Locsin also included his response to another Twitter user where he implied that young people are not honest in terms of his experience as a Congressman.
He formerly served Makati City as its first district representative from 2001 to 2010.
Locsin vs the youth
Locsin’s controversial remarks against the Filipino youth stemmed from his initial comment on a news item published by Inquirer.net which reported the calls of private hospitals and some senators to replace Health Secretary Francisco Duque III.
The report said that a group of private hospital administrators asked President Rodrigo Duterte to fire Duque and replace him with someone who has a “fresh mind” to lead the Department of Health and the Philippine Health Insurance Corp.
The incumbent health chief has been criticized for how he is leading the health sector amid the COVID-19 pandemic.
“Not someone young, please. They can be pretty stupid believing that enthusiasm makes up for lack of experience, intelligence, education,” Locsin said as he retweeted the news item.

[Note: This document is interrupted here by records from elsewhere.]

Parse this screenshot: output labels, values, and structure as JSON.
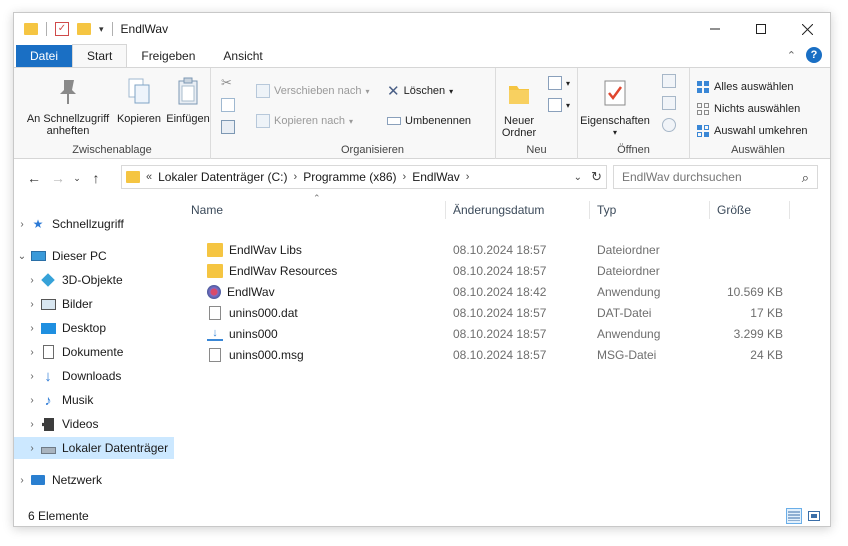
{
  "window": {
    "title": "EndlWav"
  },
  "ribbon_tabs": [
    "Datei",
    "Start",
    "Freigeben",
    "Ansicht"
  ],
  "ribbon": {
    "clipboard": {
      "label": "Zwischenablage",
      "pin_line1": "An Schnellzugriff",
      "pin_line2": "anheften",
      "copy": "Kopieren",
      "paste": "Einfügen"
    },
    "organize": {
      "label": "Organisieren",
      "move": "Verschieben nach",
      "copy_to": "Kopieren nach",
      "delete": "Löschen",
      "rename": "Umbenennen"
    },
    "new": {
      "label": "Neu",
      "folder_line1": "Neuer",
      "folder_line2": "Ordner"
    },
    "open": {
      "label": "Öffnen",
      "properties": "Eigenschaften"
    },
    "select": {
      "label": "Auswählen",
      "all": "Alles auswählen",
      "none": "Nichts auswählen",
      "invert": "Auswahl umkehren"
    }
  },
  "address": {
    "prefix": "«",
    "crumbs": [
      "Lokaler Datenträger (C:)",
      "Programme (x86)",
      "EndlWav"
    ],
    "search_placeholder": "EndlWav durchsuchen"
  },
  "nav": {
    "quick": "Schnellzugriff",
    "pc": "Dieser PC",
    "objects3d": "3D-Objekte",
    "pictures": "Bilder",
    "desktop": "Desktop",
    "documents": "Dokumente",
    "downloads": "Downloads",
    "music": "Musik",
    "videos": "Videos",
    "local_disk": "Lokaler Datenträger",
    "network": "Netzwerk"
  },
  "columns": {
    "name": "Name",
    "date": "Änderungsdatum",
    "type": "Typ",
    "size": "Größe"
  },
  "files": [
    {
      "name": "EndlWav Libs",
      "date": "08.10.2024 18:57",
      "type": "Dateiordner",
      "size": "",
      "icon": "folder-icon"
    },
    {
      "name": "EndlWav Resources",
      "date": "08.10.2024 18:57",
      "type": "Dateiordner",
      "size": "",
      "icon": "folder-icon"
    },
    {
      "name": "EndlWav",
      "date": "08.10.2024 18:42",
      "type": "Anwendung",
      "size": "10.569 KB",
      "icon": "app-icon"
    },
    {
      "name": "unins000.dat",
      "date": "08.10.2024 18:57",
      "type": "DAT-Datei",
      "size": "17 KB",
      "icon": "file-icon"
    },
    {
      "name": "unins000",
      "date": "08.10.2024 18:57",
      "type": "Anwendung",
      "size": "3.299 KB",
      "icon": "uninstaller-icon"
    },
    {
      "name": "unins000.msg",
      "date": "08.10.2024 18:57",
      "type": "MSG-Datei",
      "size": "24 KB",
      "icon": "file-icon"
    }
  ],
  "status": {
    "count_text": "6 Elemente"
  },
  "colors": {
    "accent": "#1a6fc4",
    "selection": "#cce8ff",
    "folder": "#f5c542"
  }
}
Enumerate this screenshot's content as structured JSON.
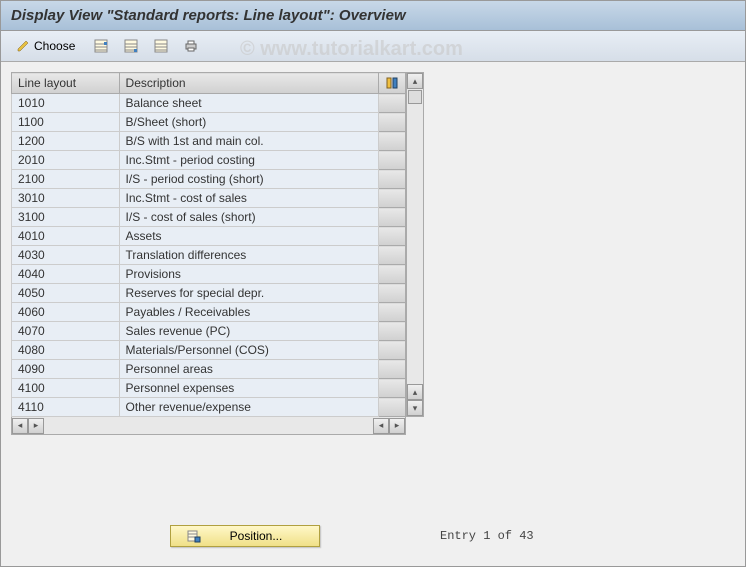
{
  "header": {
    "title": "Display View \"Standard reports: Line layout\": Overview"
  },
  "toolbar": {
    "choose_label": "Choose"
  },
  "watermark": "© www.tutorialkart.com",
  "table": {
    "columns": {
      "layout": "Line layout",
      "description": "Description"
    },
    "rows": [
      {
        "layout": "1010",
        "description": "Balance sheet"
      },
      {
        "layout": "1100",
        "description": "B/Sheet (short)"
      },
      {
        "layout": "1200",
        "description": "B/S with 1st and main col."
      },
      {
        "layout": "2010",
        "description": "Inc.Stmt - period costing"
      },
      {
        "layout": "2100",
        "description": "I/S - period costing (short)"
      },
      {
        "layout": "3010",
        "description": "Inc.Stmt - cost of sales"
      },
      {
        "layout": "3100",
        "description": "I/S - cost of sales (short)"
      },
      {
        "layout": "4010",
        "description": "Assets"
      },
      {
        "layout": "4030",
        "description": "Translation differences"
      },
      {
        "layout": "4040",
        "description": "Provisions"
      },
      {
        "layout": "4050",
        "description": "Reserves for special depr."
      },
      {
        "layout": "4060",
        "description": "Payables / Receivables"
      },
      {
        "layout": "4070",
        "description": "Sales revenue (PC)"
      },
      {
        "layout": "4080",
        "description": "Materials/Personnel (COS)"
      },
      {
        "layout": "4090",
        "description": "Personnel areas"
      },
      {
        "layout": "4100",
        "description": "Personnel expenses"
      },
      {
        "layout": "4110",
        "description": "Other revenue/expense"
      }
    ]
  },
  "footer": {
    "position_label": "Position...",
    "entry_label": "Entry 1 of 43"
  }
}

“They will act cute before the cameras but they won’t get anything done because they won’t be respected by the rest of government and society,” he added.
In his succeeding tweets, Locsin responded to some online users and described young people “greedy” and “lazy,” supposedly basing it on his experience in the Congress.
My experience in Congress. The young were greedy and lazy. https://t.co/AWMpwqUqym
— Teddy Locsin Jr. (@teddyboylocsin) May 26, 2020
This comment earned him criticisms from the youth, who called it his “Ok boomer” moment. The expression is used to call out adults, specifically older people, who are perceived to be out of touch.
A human rights activist, who also serves as a co-convenor in a network of the country’s young public servants, rebutted with examples of how the youth made historical impacts in the Philippines.
Some of these include Jose Rizal who finished “Noli me Tangere” in his 20s, Andres Bonifacio who founded the Katipunan in his late 20s and Emilio Jacinto who joined the revolutionary movement during his youth.
“With all due respect, Secretary Locsin, we are a potent force. Our republic was built on the enthusiasm, vision, and sacrifice of the youth. And it continues to survive up to this very day because we continue to be indefatigable actors in the modern sense of nation-building,” Bryan Gonzales said in a Facebook post.
Another Facebook user shared Locsin’s controversial tweet and claimed that such thought “hampers the progress of nations.”
“Age does not define maturity,” he pointed out.
The youth in society
The 1987 Philippine Constitution, considered the highest law of the land, also recognizes the youth in nation-building itself.
Section 13 of Article II specifically states:
“The State recognizes the vital role of the youth in nation-building and shall promote and protect their physical, moral, spiritual, intellectual, and social well-being. It shall inculcate in the youth patriotism and nationalism, and encourage their involvement in public and civic affairs.”
A piece from The Conversation titled “Why we should pay attention to the power of youth,” said that young people “gain new skills when they become engaged politically.”
“If they participate when they are young, they are also more likely to participate later on. Adults also benefit by learning from youth, and society benefits from the new ideas and the fresh perspective of young people, as well as from their future participation,” an excerpt of the article read.